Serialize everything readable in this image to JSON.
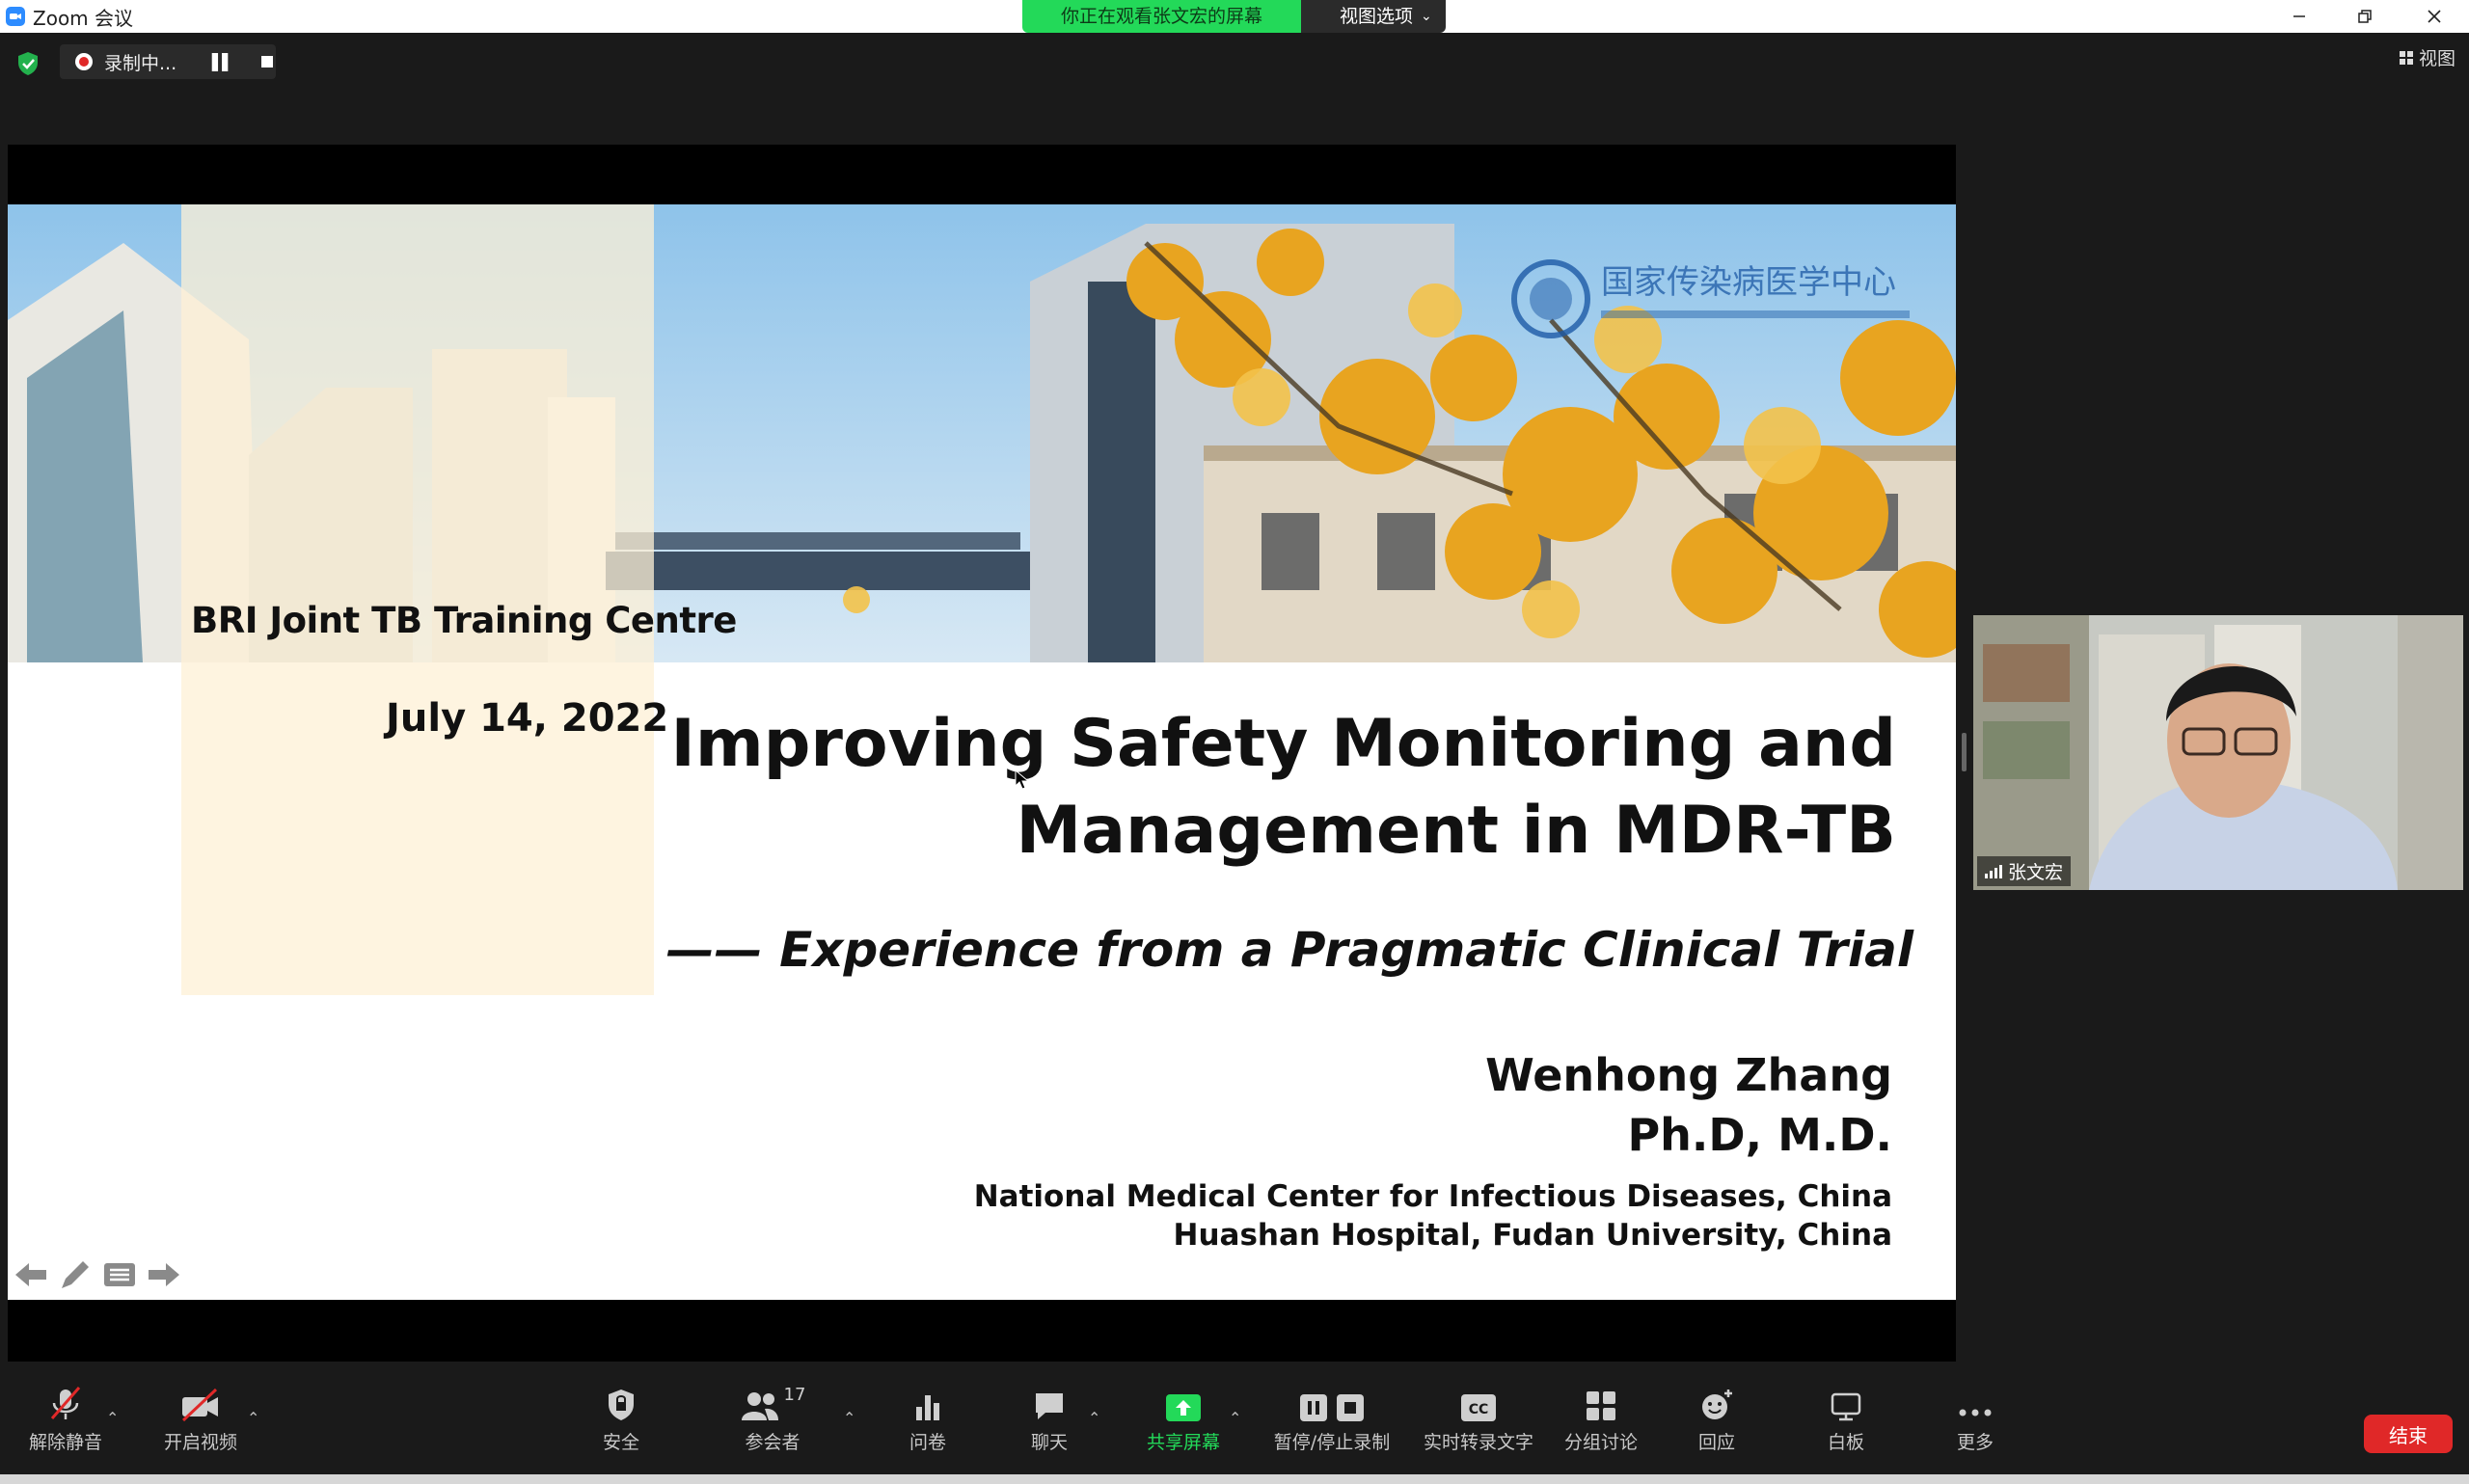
{
  "window": {
    "title": "Zoom 会议",
    "share_notice": "你正在观看张文宏的屏幕",
    "view_options": "视图选项"
  },
  "recording": {
    "label": "录制中..."
  },
  "view_button": "视图",
  "slide": {
    "center": "BRI Joint TB Training Centre",
    "date": "July 14, 2022",
    "title_line1": "Improving Safety Monitoring and",
    "title_line2": "Management in MDR-TB",
    "subtitle": "—— Experience from a Pragmatic Clinical Trial",
    "author": "Wenhong Zhang",
    "degree": "Ph.D, M.D.",
    "affiliation1": "National Medical Center for Infectious Diseases, China",
    "affiliation2": "Huashan Hospital, Fudan University, China",
    "logo_text": "国家传染病医学中心"
  },
  "participant": {
    "name": "张文宏"
  },
  "toolbar": {
    "unmute": "解除静音",
    "start_video": "开启视频",
    "security": "安全",
    "participants": "参会者",
    "participants_count": "17",
    "polls": "问卷",
    "chat": "聊天",
    "share_screen": "共享屏幕",
    "pause_stop_recording": "暂停/停止录制",
    "live_transcript": "实时转录文字",
    "breakout": "分组讨论",
    "reactions": "回应",
    "whiteboard": "白板",
    "more": "更多",
    "end": "结束"
  },
  "colors": {
    "accent_green": "#23d959",
    "end_red": "#e02828",
    "zoom_blue": "#2d8cff"
  }
}
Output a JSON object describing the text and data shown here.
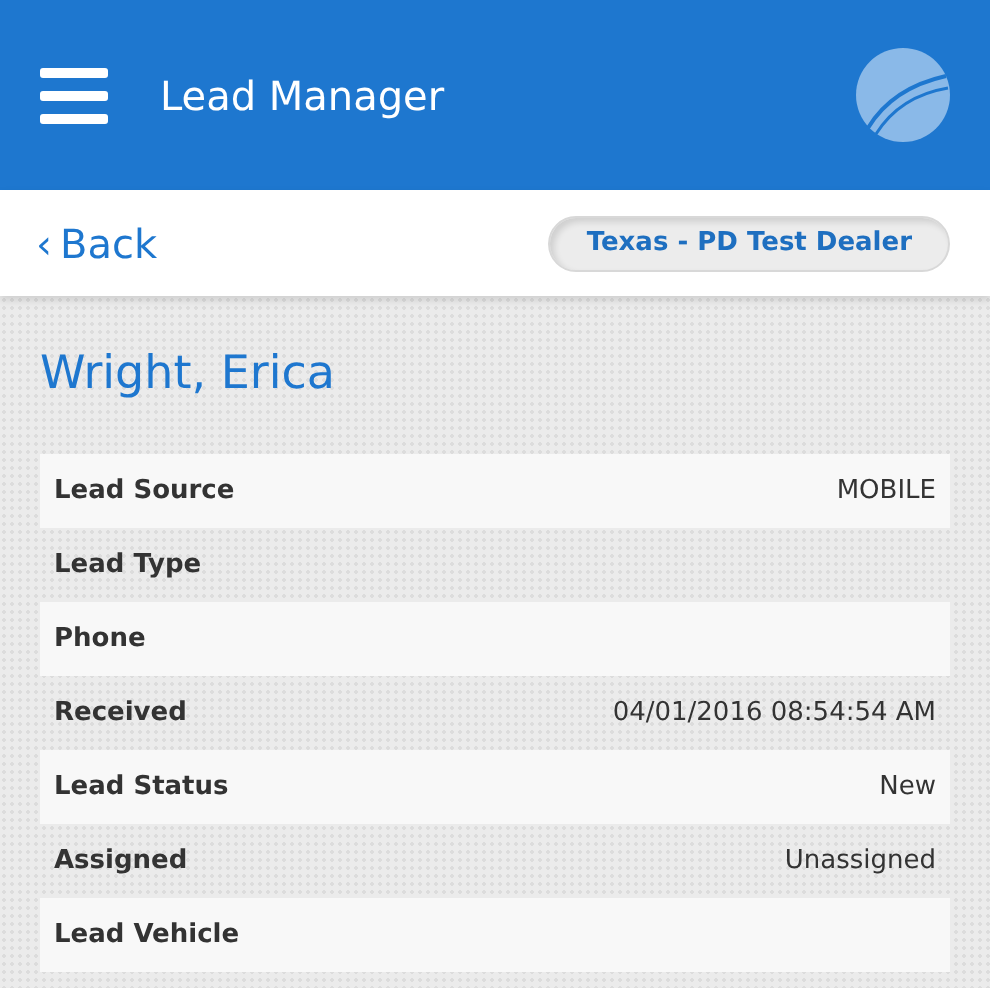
{
  "header": {
    "title": "Lead Manager"
  },
  "subbar": {
    "back": "Back",
    "back_arrow": "‹",
    "dealer": "Texas - PD Test Dealer"
  },
  "lead": {
    "name": "Wright, Erica",
    "fields": [
      {
        "label": "Lead Source",
        "value": "MOBILE"
      },
      {
        "label": "Lead Type"
      },
      {
        "label": "Phone"
      },
      {
        "label": "Received",
        "value": "04/01/2016 08:54:54 AM"
      },
      {
        "label": "Lead Status",
        "value": "New"
      },
      {
        "label": "Assigned",
        "value": "Unassigned"
      },
      {
        "label": "Lead Vehicle"
      }
    ]
  }
}
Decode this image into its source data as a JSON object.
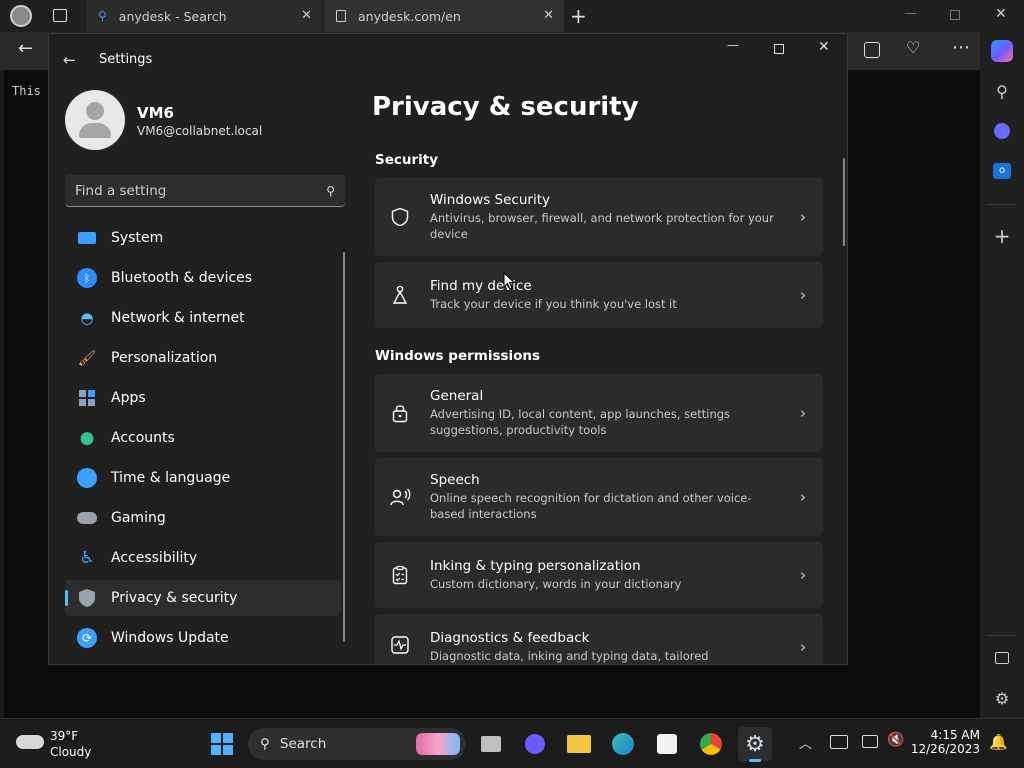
{
  "browser": {
    "tabs": [
      {
        "label": "anydesk - Search",
        "icon": "search-icon"
      },
      {
        "label": "anydesk.com/en",
        "icon": "page-icon"
      }
    ],
    "content_text": "This"
  },
  "settings": {
    "window_title": "Settings",
    "user": {
      "name": "VM6",
      "email": "VM6@collabnet.local"
    },
    "search_placeholder": "Find a setting",
    "nav": [
      {
        "label": "System",
        "icon": "monitor-icon",
        "color": "#3aa0ff"
      },
      {
        "label": "Bluetooth & devices",
        "icon": "bluetooth-icon",
        "color": "#2f8cff"
      },
      {
        "label": "Network & internet",
        "icon": "wifi-icon",
        "color": "#4cc2ff"
      },
      {
        "label": "Personalization",
        "icon": "brush-icon",
        "color": "#e8a35a"
      },
      {
        "label": "Apps",
        "icon": "apps-icon",
        "color": "#8aa3c2"
      },
      {
        "label": "Accounts",
        "icon": "person-icon",
        "color": "#2fc48d"
      },
      {
        "label": "Time & language",
        "icon": "globe-clock-icon",
        "color": "#3aa0ff"
      },
      {
        "label": "Gaming",
        "icon": "gamepad-icon",
        "color": "#9aa3ad"
      },
      {
        "label": "Accessibility",
        "icon": "accessibility-icon",
        "color": "#3aa0ff"
      },
      {
        "label": "Privacy & security",
        "icon": "shield-icon",
        "color": "#9aa3ad"
      },
      {
        "label": "Windows Update",
        "icon": "update-icon",
        "color": "#3aa0ff"
      }
    ],
    "selected": "Privacy & security",
    "page_title": "Privacy & security",
    "security_header": "Security",
    "permissions_header": "Windows permissions",
    "security_items": [
      {
        "title": "Windows Security",
        "desc": "Antivirus, browser, firewall, and network protection for your device",
        "icon": "shield-outline-icon"
      },
      {
        "title": "Find my device",
        "desc": "Track your device if you think you've lost it",
        "icon": "location-person-icon"
      }
    ],
    "permission_items": [
      {
        "title": "General",
        "desc": "Advertising ID, local content, app launches, settings suggestions, productivity tools",
        "icon": "lock-icon"
      },
      {
        "title": "Speech",
        "desc": "Online speech recognition for dictation and other voice-based interactions",
        "icon": "speech-icon"
      },
      {
        "title": "Inking & typing personalization",
        "desc": "Custom dictionary, words in your dictionary",
        "icon": "clipboard-check-icon"
      },
      {
        "title": "Diagnostics & feedback",
        "desc": "Diagnostic data, inking and typing data, tailored experiences,",
        "icon": "pulse-icon"
      }
    ]
  },
  "taskbar": {
    "weather": {
      "temp": "39°F",
      "condition": "Cloudy"
    },
    "search_label": "Search",
    "time": "4:15 AM",
    "date": "12/26/2023"
  }
}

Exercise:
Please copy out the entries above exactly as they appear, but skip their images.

Written answer:
Serialize everything readable in this image to JSON.
{
  "window": {
    "title": "Zoom 会议",
    "share_notice": "你正在观看张文宏的屏幕",
    "view_options": "视图选项"
  },
  "recording": {
    "label": "录制中..."
  },
  "view_button": "视图",
  "slide": {
    "center": "BRI Joint TB Training Centre",
    "date": "July 14, 2022",
    "title_line1": "Improving Safety Monitoring and",
    "title_line2": "Management in MDR-TB",
    "subtitle": "—— Experience from a Pragmatic Clinical Trial",
    "author": "Wenhong Zhang",
    "degree": "Ph.D, M.D.",
    "affiliation1": "National Medical Center for Infectious Diseases, China",
    "affiliation2": "Huashan Hospital, Fudan University, China",
    "logo_text": "国家传染病医学中心"
  },
  "participant": {
    "name": "张文宏"
  },
  "toolbar": {
    "unmute": "解除静音",
    "start_video": "开启视频",
    "security": "安全",
    "participants": "参会者",
    "participants_count": "17",
    "polls": "问卷",
    "chat": "聊天",
    "share_screen": "共享屏幕",
    "pause_stop_recording": "暂停/停止录制",
    "live_transcript": "实时转录文字",
    "breakout": "分组讨论",
    "reactions": "回应",
    "whiteboard": "白板",
    "more": "更多",
    "end": "结束"
  },
  "colors": {
    "accent_green": "#23d959",
    "end_red": "#e02828",
    "zoom_blue": "#2d8cff"
  }
}
Output a JSON object describing the text and data shown here.
{
  "header": {
    "title": "Lead Manager"
  },
  "subbar": {
    "back": "Back",
    "back_arrow": "‹",
    "dealer": "Texas - PD Test Dealer"
  },
  "lead": {
    "name": "Wright, Erica",
    "fields": [
      {
        "label": "Lead Source",
        "value": "MOBILE"
      },
      {
        "label": "Lead Type"
      },
      {
        "label": "Phone"
      },
      {
        "label": "Received",
        "value": "04/01/2016 08:54:54 AM"
      },
      {
        "label": "Lead Status",
        "value": "New"
      },
      {
        "label": "Assigned",
        "value": "Unassigned"
      },
      {
        "label": "Lead Vehicle"
      }
    ]
  }
}
Decode this image into its source data as a JSON object.
{
  "browser": {
    "tabs": [
      {
        "label": "anydesk - Search",
        "icon": "search-icon"
      },
      {
        "label": "anydesk.com/en",
        "icon": "page-icon"
      }
    ],
    "content_text": "This"
  },
  "settings": {
    "window_title": "Settings",
    "user": {
      "name": "VM6",
      "email": "VM6@collabnet.local"
    },
    "search_placeholder": "Find a setting",
    "nav": [
      {
        "label": "System",
        "icon": "monitor-icon",
        "color": "#3aa0ff"
      },
      {
        "label": "Bluetooth & devices",
        "icon": "bluetooth-icon",
        "color": "#2f8cff"
      },
      {
        "label": "Network & internet",
        "icon": "wifi-icon",
        "color": "#4cc2ff"
      },
      {
        "label": "Personalization",
        "icon": "brush-icon",
        "color": "#e8a35a"
      },
      {
        "label": "Apps",
        "icon": "apps-icon",
        "color": "#8aa3c2"
      },
      {
        "label": "Accounts",
        "icon": "person-icon",
        "color": "#2fc48d"
      },
      {
        "label": "Time & language",
        "icon": "globe-clock-icon",
        "color": "#3aa0ff"
      },
      {
        "label": "Gaming",
        "icon": "gamepad-icon",
        "color": "#9aa3ad"
      },
      {
        "label": "Accessibility",
        "icon": "accessibility-icon",
        "color": "#3aa0ff"
      },
      {
        "label": "Privacy & security",
        "icon": "shield-icon",
        "color": "#9aa3ad"
      },
      {
        "label": "Windows Update",
        "icon": "update-icon",
        "color": "#3aa0ff"
      }
    ],
    "selected": "Privacy & security",
    "page_title": "Privacy & security",
    "security_header": "Security",
    "permissions_header": "Windows permissions",
    "security_items": [
      {
        "title": "Windows Security",
        "desc": "Antivirus, browser, firewall, and network protection for your device",
        "icon": "shield-outline-icon"
      },
      {
        "title": "Find my device",
        "desc": "Track your device if you think you've lost it",
        "icon": "location-person-icon"
      }
    ],
    "permission_items": [
      {
        "title": "General",
        "desc": "Advertising ID, local content, app launches, settings suggestions, productivity tools",
        "icon": "lock-icon"
      },
      {
        "title": "Speech",
        "desc": "Online speech recognition for dictation and other voice-based interactions",
        "icon": "speech-icon"
      },
      {
        "title": "Inking & typing personalization",
        "desc": "Custom dictionary, words in your dictionary",
        "icon": "clipboard-check-icon"
      },
      {
        "title": "Diagnostics & feedback",
        "desc": "Diagnostic data, inking and typing data, tailored experiences,",
        "icon": "pulse-icon"
      }
    ]
  },
  "taskbar": {
    "weather": {
      "temp": "39°F",
      "condition": "Cloudy"
    },
    "search_label": "Search",
    "time": "4:15 AM",
    "date": "12/26/2023"
  }
}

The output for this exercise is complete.